It matters to speak out against wrongs, to avoid that low moral standards become the norm. It feels good to claim the right to have my own view on these issues. I am allowed to exist, and to have my own opinion and perception. I am allowed to speak about how I see these things. It feels good to stand up for myself, and rise up from the margins. I cannot please the family any longer by avoiding controversial topics. I do not want to hide my true feelings again in order to avoid clashes.
Safe to be myself
I also do not want to feel the same rejection again. I simply feel like protecting myself from exposing myself to those toxic circumstances where I cannot be myself. I know my views would probably only cause unpleasant situations within the family. Yet I also do not want to pretend everything is okay. I actually just want to be myself.
No more elephant in the room

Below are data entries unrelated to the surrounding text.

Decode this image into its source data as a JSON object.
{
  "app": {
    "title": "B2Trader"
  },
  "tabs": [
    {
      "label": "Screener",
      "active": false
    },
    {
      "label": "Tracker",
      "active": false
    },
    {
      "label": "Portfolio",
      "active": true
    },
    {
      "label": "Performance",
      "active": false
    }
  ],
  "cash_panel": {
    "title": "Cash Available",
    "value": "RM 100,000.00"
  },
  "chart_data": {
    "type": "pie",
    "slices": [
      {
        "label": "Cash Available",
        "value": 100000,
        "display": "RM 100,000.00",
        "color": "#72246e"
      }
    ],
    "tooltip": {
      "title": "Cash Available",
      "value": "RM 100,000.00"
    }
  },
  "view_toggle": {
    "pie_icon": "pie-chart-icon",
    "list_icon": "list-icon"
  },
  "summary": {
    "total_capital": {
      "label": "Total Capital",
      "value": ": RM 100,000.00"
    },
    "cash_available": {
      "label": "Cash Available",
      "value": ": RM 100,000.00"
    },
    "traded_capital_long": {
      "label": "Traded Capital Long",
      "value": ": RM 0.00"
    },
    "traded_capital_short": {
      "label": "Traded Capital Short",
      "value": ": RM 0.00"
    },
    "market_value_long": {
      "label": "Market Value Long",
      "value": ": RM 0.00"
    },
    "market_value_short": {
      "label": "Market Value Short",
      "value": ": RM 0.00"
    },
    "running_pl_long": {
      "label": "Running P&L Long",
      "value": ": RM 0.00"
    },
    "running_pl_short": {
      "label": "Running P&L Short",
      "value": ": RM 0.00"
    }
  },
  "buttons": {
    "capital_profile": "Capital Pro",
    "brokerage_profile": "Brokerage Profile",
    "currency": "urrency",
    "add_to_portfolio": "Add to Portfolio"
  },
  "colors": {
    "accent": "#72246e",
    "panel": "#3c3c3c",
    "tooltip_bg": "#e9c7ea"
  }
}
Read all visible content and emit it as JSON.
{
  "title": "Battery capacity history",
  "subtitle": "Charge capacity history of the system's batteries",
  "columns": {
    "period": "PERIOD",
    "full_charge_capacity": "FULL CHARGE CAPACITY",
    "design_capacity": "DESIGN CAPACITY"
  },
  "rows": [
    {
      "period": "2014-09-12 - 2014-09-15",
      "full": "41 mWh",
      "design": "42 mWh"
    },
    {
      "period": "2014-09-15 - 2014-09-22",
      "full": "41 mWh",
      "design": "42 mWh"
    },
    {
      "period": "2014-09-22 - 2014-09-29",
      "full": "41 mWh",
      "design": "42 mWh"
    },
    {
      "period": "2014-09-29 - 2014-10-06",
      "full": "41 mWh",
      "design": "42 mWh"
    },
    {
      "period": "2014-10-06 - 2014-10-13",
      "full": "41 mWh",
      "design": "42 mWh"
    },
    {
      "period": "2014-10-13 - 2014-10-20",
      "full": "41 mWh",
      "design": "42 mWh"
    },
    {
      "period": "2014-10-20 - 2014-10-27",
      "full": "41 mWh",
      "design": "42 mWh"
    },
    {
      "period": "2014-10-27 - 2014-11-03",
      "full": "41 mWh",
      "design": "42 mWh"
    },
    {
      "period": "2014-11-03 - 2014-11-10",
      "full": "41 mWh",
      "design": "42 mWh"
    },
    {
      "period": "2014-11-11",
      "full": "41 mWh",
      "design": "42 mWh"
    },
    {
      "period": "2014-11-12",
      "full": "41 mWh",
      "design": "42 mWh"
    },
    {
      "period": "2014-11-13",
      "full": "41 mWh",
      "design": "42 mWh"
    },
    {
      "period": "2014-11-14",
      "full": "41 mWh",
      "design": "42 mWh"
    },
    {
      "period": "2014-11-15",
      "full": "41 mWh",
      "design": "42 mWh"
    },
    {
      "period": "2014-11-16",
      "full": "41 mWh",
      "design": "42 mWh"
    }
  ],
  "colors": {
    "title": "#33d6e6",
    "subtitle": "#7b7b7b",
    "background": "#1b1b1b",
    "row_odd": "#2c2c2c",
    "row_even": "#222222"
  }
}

Yet, I am requested to sign my father’s will in collective presence with the family, to enforce the established appointments including the theoretical amounts of the legitimate shares of inheritance for any direct family member. It is a simple administrative task, yet the idea of having to meet that part of the family immediately fills me with stress, since I fear another painful situation with an elephant in the room. Basically all of them hold a different position. It makes me feel uncomfortable, which creates a need to plan this well, as to be prepared to balance my inner feelings well. A legal advice was given to sign the will to have the details of various shares documented. I might just follow that advice, although a part of me does not want to sign to enforce the will. It is just paperwork. Enforcing his will does not necessarily mean I would agree to his choices, but it can be seen as a formality of taking note of the character displayed in that will and enforcing that this gesture is illustrative for who he was, although outsiders may simply see it as a plain enforcement, but who cares. I still have mixed feelings on how to deal with these procedural steps that have to be taken. I may just see how it all evolves, and try to do what is best from my perspective at that very moment.
I owe it to myself to prioritize my own interests in this situation, and to think about what makes me happy, and how to create the best foundation for my future, to flourish and to be able to contribute positively to life and the wider community. Like anyone else, I deserve to be myself, with free speech, freedom of opinion, the right to make my own choices. I deserve fundamental human rights, including dignity and respect. I have the right to exist and stand on my ground, without being knocked over in whatever way. I have the right to walk tall, with my head up high, without being ridiculed. I do not deserve to be met with hatred because my voice may sound like my mother’s voice. My voice is my voice. I should not be regarded as a copy of either one of my parents. I am myself, with my own character and my own views, and I have my own ways of dealing with issues.
Eventually, the last will of my father has been an eye opener to me. It led to an inner struggle which ended with some form of inner liberation. Things have become much clearer to me. I gained a lot of awareness and insights, and I will happily dedicate my time to building a better world with high moral standards.
 Personal testimony: 16 years old, depressed and tortured in psychiatry (2014) https://tekeertegendeisoleer.files.wordpress.com/2014/12/16-years-old-depressed-and-tortured-in-psychiatry.pdf